Tuesday, May 06, 2008
Rapoza's use of "push" technology for his example came particularly close to home for me, since I lived through all six phases of that cycle with my original Teleshuttle "push" technology. My personal experience shows how the long cycles of the patent business can serve as a counterbalance to the fast cycles of technology.
- "Useful Invention:" I developed some ideas relating to what came to be known as "push" distribution and filed for a patent and started Teleshuttle in 1994 (well before PointCast launched in 1996).
- "Growth and Competition:" Teleshuttle gained lots of interest from '94-96, and got its software distributed on several million computers -- but PointCast, Marimba, and BackWeb made a much bigger splash.

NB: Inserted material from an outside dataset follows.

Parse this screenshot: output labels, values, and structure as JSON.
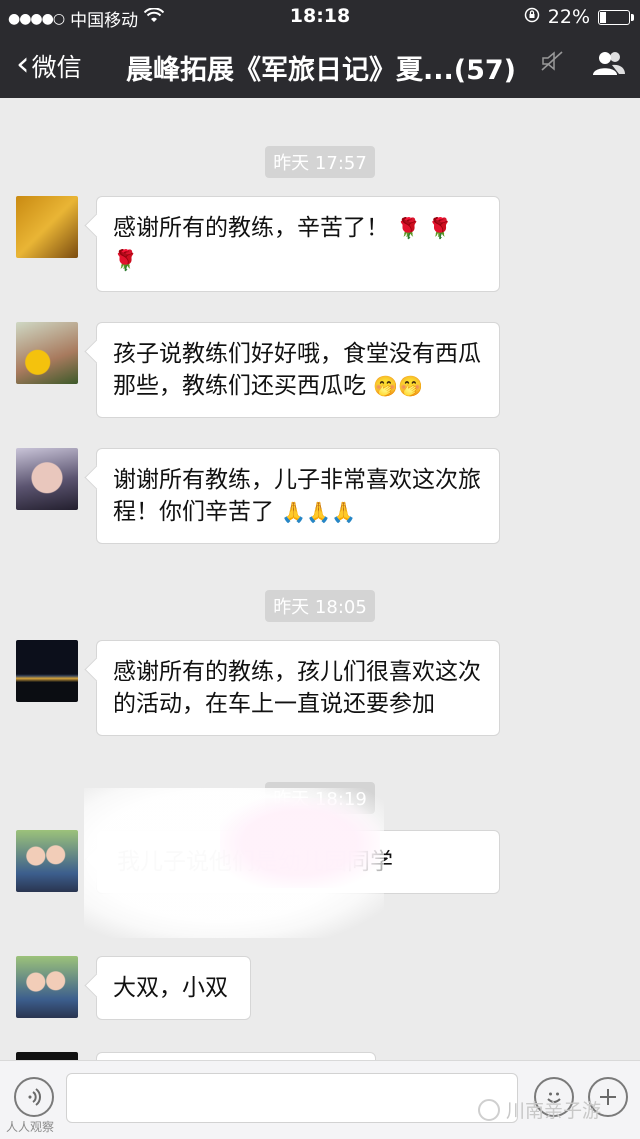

- "Hype:" For a few years, "push" was very hot, and even though the Teleshuttle product failed to build a profitable market, I was able to leverage that hype to partner with a company called BTG to work on commercializing my patent.
- "Bust:" PointCast went under, and the other guys retrenched. Teleshuttle and BTG tended to the development of a portfolio of patents, and did other things (I was CTO for a dot-com).
- "Death:" By the early 2000's push was written off as a classic failure, but we still saw value there -- one minor example being Windows Update (and its Apple counterpart).
- "Rebirth:" Push returned in a big way as RSS feeds. We persevered in commercializing my patent portfolio and sold it in 2006 for $35MM.
Some might say this is exploitation by a "patent troll." But that misses the whole point of the patent system. It is reasonable to recognize a patent as the innovator's well-deserved incentive. Some people excell as entrepreneurs, others excell as innovators -- even if their business does not succeed. The Constitution provided for patents as a way to encourage the innovating part, not the succeeding in business part. The Framers understood that succeeding in business generates ample reward of its own -- it is innovation that needs the added incentive of a patent. Viewing the patent as Plan B provided the hedge that made it easier to justify the risks inherent in developing my ideas and starting the Teleshuttle business. In my case that hedge paid off -- after 12 years!
Tags: Media New Media Web/Tech Internet Technology Media Technology Patents Patent Trolls Flop Hype Innovation Invention RRR